What is crossing the line as a Muslim woman is sitting down to have a private and personal conversation where something special is being shared with you and only you. Or you are sharing something private with another man that you aren’t sharing with your husband.
This is the beginning of an emotional affair.
Otherwise, men and women co-exist in the same space with kindness, respect, modesty, and professionalism.
You can stop feeling like a major sinner in Islam now. You are doing nothing wrong.
What your husband is bringing to you is one or both of the following:
1) A cultural understanding of Islam based on a location he is from where things are done differently.
2) Possessiveness and emotional abuse.
If he is from another culture where men and women never interact, then one might be able to have some understanding of the way he thinks for a moment.
Attempting to impose a cultural system in a foreign location results in the inability to live as a Muslim and causes major hardships. You losing your job is not acceptable nor is the fact that you are feeling paranoid every single time a man comes in your presence.
Did you know that Muslim women spoke directly to the Prophet Muhammad, may the peace and blessings of Allah be upon him?
I imagine that at this point you are under immense stress at your job because you are constantly afraid of having to speak to a man. This is not healthy nor the way things are supposed to be.
Which brings me to the point which is extremely important for you to hear.
Check out this counseling video:
Your husband forcing you to swear over and over again and say things like “wallahi” or “I swear by Allah” or “I swear to God” in order to make you terrified of speaking to a man is unacceptable and entirely wrong and abusive. It’s also a level of spiritual abuse which should not be tolerated any further.
If he has jealousy and insecurity issues that is for him to deal with. Unless you have cheated on him before, giving him a reason to panic when you walk out the door, he has no right to question your integrity, your character, or your behavior at work. Even if that was the case, he still can’t persist in such behavior.
A healthy and sound marriage cannot be built on this level of distrust, control, and abuse. Learn about Islam and you’ll find that what he is attempting to each you are based on his insecurities and not Islam itself.
In fact, Islam is based on common sense.
Here is an example from The Qur’an to clarify things a bit:
“O wives of the Prophet, you are not like anyone among women. If you fear Allah, then do not be soft in speech [to men], lest he in whose heart is disease should covet, but speak with appropriate speech.” (33:32)
This verse in The Qur’an is addressing the wives of the Prophet Muhammad directly, but even so we can all follow the reminder which was being given to them. And that reminder is that when you are speaking to avoid being soft in speech.
In other words, be careful to not speak in a way that has the intention to attract a man.
All women know that voice, right? The voice that’s a little cuter, a little sweeter, a little more playful? Islam asks us to be articulate and heard but straightforward. Straightforward can still be friendly and kind.
Seeing this, it’s clear that women aren’t being told not to speak with men. Just to be mindful of how they speak. Again, a common sense reminder.
Please find some local Muslim converts to speak with about Islam and also a local teacher to help you out. I can also recommend some online convert groups for you – so message us back if you’d like me to get in touch with you about that directly.
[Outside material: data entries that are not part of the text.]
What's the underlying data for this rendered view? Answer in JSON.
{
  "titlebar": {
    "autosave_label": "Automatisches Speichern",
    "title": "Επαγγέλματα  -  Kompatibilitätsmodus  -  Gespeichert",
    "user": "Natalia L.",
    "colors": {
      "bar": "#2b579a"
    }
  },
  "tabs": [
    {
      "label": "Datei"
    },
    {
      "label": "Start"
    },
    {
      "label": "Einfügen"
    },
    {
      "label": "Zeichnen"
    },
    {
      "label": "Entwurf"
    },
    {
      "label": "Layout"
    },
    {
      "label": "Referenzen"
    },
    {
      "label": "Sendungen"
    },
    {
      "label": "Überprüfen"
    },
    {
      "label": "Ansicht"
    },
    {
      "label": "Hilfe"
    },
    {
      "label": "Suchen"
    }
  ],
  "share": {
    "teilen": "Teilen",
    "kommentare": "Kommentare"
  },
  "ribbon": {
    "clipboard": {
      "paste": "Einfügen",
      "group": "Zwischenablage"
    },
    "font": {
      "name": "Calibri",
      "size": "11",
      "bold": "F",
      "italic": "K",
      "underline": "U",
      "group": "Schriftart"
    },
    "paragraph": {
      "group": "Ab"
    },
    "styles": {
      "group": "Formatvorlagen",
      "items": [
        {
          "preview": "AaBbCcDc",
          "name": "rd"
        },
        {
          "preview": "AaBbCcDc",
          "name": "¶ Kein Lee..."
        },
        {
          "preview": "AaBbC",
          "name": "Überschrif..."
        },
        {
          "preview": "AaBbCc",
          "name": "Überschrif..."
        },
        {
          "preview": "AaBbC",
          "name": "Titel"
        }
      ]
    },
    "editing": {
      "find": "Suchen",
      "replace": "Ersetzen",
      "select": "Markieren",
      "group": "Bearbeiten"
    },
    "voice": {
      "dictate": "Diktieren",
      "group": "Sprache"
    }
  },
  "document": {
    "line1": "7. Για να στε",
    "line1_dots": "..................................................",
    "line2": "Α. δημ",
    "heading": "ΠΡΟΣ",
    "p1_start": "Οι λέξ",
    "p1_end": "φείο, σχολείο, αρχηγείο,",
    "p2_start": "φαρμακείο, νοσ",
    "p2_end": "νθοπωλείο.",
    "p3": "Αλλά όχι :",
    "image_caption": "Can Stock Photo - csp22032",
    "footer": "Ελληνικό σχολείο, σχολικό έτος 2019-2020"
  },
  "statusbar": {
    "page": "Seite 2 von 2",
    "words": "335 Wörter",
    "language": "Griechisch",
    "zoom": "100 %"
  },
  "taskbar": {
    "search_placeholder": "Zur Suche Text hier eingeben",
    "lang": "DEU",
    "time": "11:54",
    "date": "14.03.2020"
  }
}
Islam is meant to make us better people. We learn the true reality of God and who the final Prophet was. We pray five times a day to remember God and turn to Him. We become more charitable people and those who seek to do good in the world. But becoming Muslim should never make you feel like you have to become a shell of yourself.
Be yourself and just tweak all the beautiful parts of you who you are with Islam and you should find the guidelines generally easy to follow not hard, insha’Allah.
Please don’t hesitate to reach out again.
Disclaimer: The conceptualization and recommendations stated in this response are very general and purely based on the limited information provided in the question. In no event shall AboutIslam, its counselors or employees be held liable for any damages that may arise from your decision in the use of our services.